Other common causes of disease in the elderly that are routinely screened for include osteoporosis, high cholesterol and high blood pressure. Osteoporosis, or low bone density, is only seen in about 7 percent of women. However, good treatment options exist to decrease the risk of fractures in the back, hip and forearm. Recommendations are to check every woman after the age of 65 or five years after menopause in women who have risk factors. Although mainly a disease of women, men may develop osteoporosis as well.
High cholesterol or lipids are a risk factor for heart disease and stroke. Screening should begin based on family history, but at least by age 45 for women and age 35 for men. Screening should begin at a younger age if risk factors are identified. Continued lipid screening at intervals of three to five years should occur until age 65 when it can be stopped because the risk of developing high cholesterol is unlikely past this age. Lowering blood pressure may lead to a 50 percent reduction in strokes and heart attacks. Yearly blood pressure checks are strongly encouraged as well.

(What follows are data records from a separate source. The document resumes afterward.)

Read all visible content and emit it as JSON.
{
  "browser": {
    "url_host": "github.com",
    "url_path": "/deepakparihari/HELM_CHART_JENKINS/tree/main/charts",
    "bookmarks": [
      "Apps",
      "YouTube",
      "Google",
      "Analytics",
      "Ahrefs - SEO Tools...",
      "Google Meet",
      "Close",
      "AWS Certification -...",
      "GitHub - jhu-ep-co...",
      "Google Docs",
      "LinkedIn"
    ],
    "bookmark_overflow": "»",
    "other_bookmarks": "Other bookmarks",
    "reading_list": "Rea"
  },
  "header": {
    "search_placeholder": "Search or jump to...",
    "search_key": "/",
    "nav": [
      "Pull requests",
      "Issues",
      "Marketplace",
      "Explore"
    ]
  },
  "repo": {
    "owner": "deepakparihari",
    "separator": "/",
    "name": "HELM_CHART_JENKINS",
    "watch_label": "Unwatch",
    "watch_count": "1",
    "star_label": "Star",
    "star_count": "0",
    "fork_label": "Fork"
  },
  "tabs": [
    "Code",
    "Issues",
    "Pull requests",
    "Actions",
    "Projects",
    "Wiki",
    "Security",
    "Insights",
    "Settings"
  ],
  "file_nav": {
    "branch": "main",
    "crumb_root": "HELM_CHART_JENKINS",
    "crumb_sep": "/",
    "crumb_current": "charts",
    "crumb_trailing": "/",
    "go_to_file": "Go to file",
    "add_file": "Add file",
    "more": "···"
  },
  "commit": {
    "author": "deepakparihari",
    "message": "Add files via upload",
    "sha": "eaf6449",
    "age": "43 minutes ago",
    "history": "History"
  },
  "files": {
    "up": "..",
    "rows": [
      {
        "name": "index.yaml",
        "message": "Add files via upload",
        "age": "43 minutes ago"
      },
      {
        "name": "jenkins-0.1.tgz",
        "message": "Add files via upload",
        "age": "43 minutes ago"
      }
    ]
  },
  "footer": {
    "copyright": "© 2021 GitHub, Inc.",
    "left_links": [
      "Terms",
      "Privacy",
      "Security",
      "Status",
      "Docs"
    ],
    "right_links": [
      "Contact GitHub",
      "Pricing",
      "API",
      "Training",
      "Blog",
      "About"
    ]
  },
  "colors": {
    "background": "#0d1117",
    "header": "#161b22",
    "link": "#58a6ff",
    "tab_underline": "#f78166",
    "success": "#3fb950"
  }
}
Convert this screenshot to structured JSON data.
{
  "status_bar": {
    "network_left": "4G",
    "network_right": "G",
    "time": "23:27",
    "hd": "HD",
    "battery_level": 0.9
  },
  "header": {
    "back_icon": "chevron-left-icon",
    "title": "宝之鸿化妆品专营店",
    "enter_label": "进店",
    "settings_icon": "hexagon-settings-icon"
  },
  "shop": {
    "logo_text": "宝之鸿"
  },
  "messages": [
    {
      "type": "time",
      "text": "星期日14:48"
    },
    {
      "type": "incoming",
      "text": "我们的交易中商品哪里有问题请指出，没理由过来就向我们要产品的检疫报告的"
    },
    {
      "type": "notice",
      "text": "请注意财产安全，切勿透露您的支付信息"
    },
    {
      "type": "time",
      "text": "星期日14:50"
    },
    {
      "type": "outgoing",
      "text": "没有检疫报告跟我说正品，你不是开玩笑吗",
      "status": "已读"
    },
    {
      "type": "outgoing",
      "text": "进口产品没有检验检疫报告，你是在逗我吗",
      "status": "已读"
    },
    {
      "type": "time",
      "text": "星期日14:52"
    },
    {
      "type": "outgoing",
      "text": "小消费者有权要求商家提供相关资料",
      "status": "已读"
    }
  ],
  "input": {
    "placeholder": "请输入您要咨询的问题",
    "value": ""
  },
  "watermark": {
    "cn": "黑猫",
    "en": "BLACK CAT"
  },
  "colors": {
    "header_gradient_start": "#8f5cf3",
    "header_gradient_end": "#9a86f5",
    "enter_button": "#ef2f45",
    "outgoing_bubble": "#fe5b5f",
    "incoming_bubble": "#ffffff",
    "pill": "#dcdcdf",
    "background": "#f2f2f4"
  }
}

As always, individual health maintenance and preventative care are best discussed with your physician and customized based on risk factors from your personal, family and social histories. Many different guidelines or recommendations exist. Several excellent websites that can help you determine your current health status are the American Cancer Society (www.americancancer.org) and the American Heart Association (www.americanheart.org).
Dr. Aaron Sinclair is a family medicine physician with WesleyCare Family Medicine Center.